Mario Party 8ESRB:
Platform: Nintendo Wii
Developer – Hudson
Publisher - Nintendo
Nintendo has released their 8th version of the long running Mario Party series, but this time it makes its first appearance on the Wii. With the innovative control schemes made possible with the Wii Remote I had lofty expectations for this game. However, after some extended playtime with the game I believe my expectations were too high, as this game does not live up to the hope I gave it.
I was somewhat disappointed by the overall visual presentation of Mario Party 8. The colours are definitely solid and manage to jump off the screen, but the rest of the visuals seem to be way too GameCube like. I know that many critics of the machine love to indicate how it is only about 2x the power of the original GameCube, but at the GameCube presented some great looking games the Wii is capable of such feats too. I found that the aliasing was an issue and I couldn’t help but notice a lot of jaggies along the edges of characters and on-screen items. And for some strange reason the game really isn’t widescreen as the edges of the 16x9 areas are filled up with tacky looking borders. I had really hoped that by making the jump to the Wii that Mario Party 8 would also make some strides in the visual department. However this latest version is not so and I really hope that by the time the ninth version hits the visuals manage to step it up a notch.

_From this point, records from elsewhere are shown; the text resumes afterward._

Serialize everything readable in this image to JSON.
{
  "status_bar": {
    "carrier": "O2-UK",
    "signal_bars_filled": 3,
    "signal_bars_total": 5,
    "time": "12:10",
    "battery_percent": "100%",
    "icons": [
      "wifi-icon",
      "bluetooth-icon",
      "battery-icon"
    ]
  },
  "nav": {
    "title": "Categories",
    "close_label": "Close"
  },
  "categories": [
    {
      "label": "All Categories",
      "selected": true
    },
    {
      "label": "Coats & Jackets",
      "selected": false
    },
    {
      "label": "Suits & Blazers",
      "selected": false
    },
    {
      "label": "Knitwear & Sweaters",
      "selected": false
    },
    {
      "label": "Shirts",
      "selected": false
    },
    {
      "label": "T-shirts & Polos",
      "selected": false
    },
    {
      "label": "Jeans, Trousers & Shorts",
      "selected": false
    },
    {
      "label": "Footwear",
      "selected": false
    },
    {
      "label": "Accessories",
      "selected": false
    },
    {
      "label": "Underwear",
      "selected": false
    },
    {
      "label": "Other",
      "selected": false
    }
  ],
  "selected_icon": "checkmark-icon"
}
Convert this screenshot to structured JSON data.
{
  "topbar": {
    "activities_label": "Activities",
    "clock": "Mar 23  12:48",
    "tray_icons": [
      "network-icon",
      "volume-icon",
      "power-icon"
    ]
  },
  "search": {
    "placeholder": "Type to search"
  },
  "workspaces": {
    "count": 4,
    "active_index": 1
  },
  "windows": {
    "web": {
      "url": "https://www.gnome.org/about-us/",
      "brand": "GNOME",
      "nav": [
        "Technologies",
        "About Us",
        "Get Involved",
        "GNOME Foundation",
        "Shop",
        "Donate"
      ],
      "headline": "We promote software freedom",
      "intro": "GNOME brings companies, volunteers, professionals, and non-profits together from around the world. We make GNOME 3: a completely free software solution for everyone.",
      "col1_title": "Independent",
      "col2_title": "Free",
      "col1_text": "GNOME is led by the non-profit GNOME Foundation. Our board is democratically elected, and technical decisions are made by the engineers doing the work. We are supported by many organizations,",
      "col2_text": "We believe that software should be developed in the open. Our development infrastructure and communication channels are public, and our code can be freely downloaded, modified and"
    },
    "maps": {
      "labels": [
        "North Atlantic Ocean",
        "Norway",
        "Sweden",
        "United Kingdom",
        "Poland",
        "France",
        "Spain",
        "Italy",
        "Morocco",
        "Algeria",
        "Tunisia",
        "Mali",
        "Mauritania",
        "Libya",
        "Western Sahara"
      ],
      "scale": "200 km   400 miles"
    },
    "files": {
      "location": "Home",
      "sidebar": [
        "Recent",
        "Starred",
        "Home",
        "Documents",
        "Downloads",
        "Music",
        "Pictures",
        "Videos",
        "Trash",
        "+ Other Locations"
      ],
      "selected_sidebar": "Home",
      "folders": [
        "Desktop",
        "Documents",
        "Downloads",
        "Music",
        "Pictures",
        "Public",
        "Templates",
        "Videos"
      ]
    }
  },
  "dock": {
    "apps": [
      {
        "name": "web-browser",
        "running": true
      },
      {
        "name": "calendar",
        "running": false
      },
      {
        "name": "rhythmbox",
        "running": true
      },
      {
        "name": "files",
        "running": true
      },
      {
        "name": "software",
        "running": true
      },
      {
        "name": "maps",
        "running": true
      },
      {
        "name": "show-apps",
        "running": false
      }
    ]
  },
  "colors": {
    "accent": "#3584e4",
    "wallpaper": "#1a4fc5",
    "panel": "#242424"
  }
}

The audio department is another area that disappointed me. The music is ok, and is best described at very carnival or marching band like. It manages to match the visual themes of the game, but overall it just doesn’t seem to have that Nintendo quality I have really become accustomed too. As for the rest of the sound effects, they manage to get their job done, but only barely. They are uninspiring and quite average to say the least. I honestly don’t know if they got lazy or just didn’t feel any creative flow, but overall Hudson did not do nearly as good as a job as I hoped.
This latest version of Mario Party makes the trip to the Star Carnival. This road show is run by the duo of MC Ballyhoo and his talking top hat Big Top. Yes, you heard me right, a talking top hat. The gameplay is standard Mario Party, playing out like a board game with four players smacking the dice block to move about the spaces, collecting as many coins and stars as possible before they finish a set number of turns and of course there is the tradition of playing minigames at the end of each round. I guess if it’s not broken why fix it and Mario Party 8 seems to follow that belief.
After going through the game a couple of times it became somewhat evident to me that Mario Party 8 seems a little lighter in the number of minigames then Mario Party 7, which I had the chance to play. Also noted is that does not support eight players like Mario Party 7. Ok, so it doesn’t have the same amount of games or player support as the version before, but what it does have is good use of the Wii Remote. You will find yourself swinging at baseballs, shaking soda, rowing a boat and even walking a tightrope, all using the innovative Wii Remote. And for you Nintendoholics out there, there are even games that reference past Nintendo games on previous consoles. All in all I was happy with the support that was implemented using the Wii Remote’s capabilities.
Hudson made sure to mix up the kinds of play too. While there are four player free-for-alls, there are also quite a few one-on-one, two-on-two and even one-on-three player games to keep everyone happy. And as the Wii is meant to cater to everyone from the diehard gamer, to the non or casual gamer, the minigames themselves are not terribly complicated and anyone can get into them. There is even a practice option for the minigame of choice should anyone find themselves having trouble grasping the mechanics of such.
There are a total of six uniquely themed boards to play on. From Super Mario Sunshine to a haunted mansion, most of the themes are quite recognizable. Each board is innovatively designed too with boards having several paths and interesting routes to take. But, as with past Mario Party games your movements are left up to chance. Many pundits will speak that board games are games of chance and how the roll of the dice fairs into the overall gameplay. Mario Party is no different as your fate really lies in what number you roll. I can’t count how many times I would roll an unlucky number and my fate was changed in a heartbeat. It was not overly frustrating per se, but it really did show me how much this game relies on luck, not strategic planning. Oh well, I guess the pundits may be right on this one, as Mario Party wants to be a board game with minigames thrown in, then the game has to rely on luck.
Overall I had fun with the game, specifically in the multiplayer modes. It was great to see everyone from fellow reviewers to family members waiving the Wii Remote around in order to reign superior. However I did find that some of the minigames became monotonous after a few tries, but this did not really ruin the enjoyment of the game for me.
Overall Mario Party 8 is mixed bag of experiences. With average graphics and average sound the game is remotely saved by some really innovative and entertaining implementation of the Wii Remote’s abilities. Overall the final tally gives this latest iteration of the long running series a positive enough score that it warrants at least a look at from all gamers who own a Wii.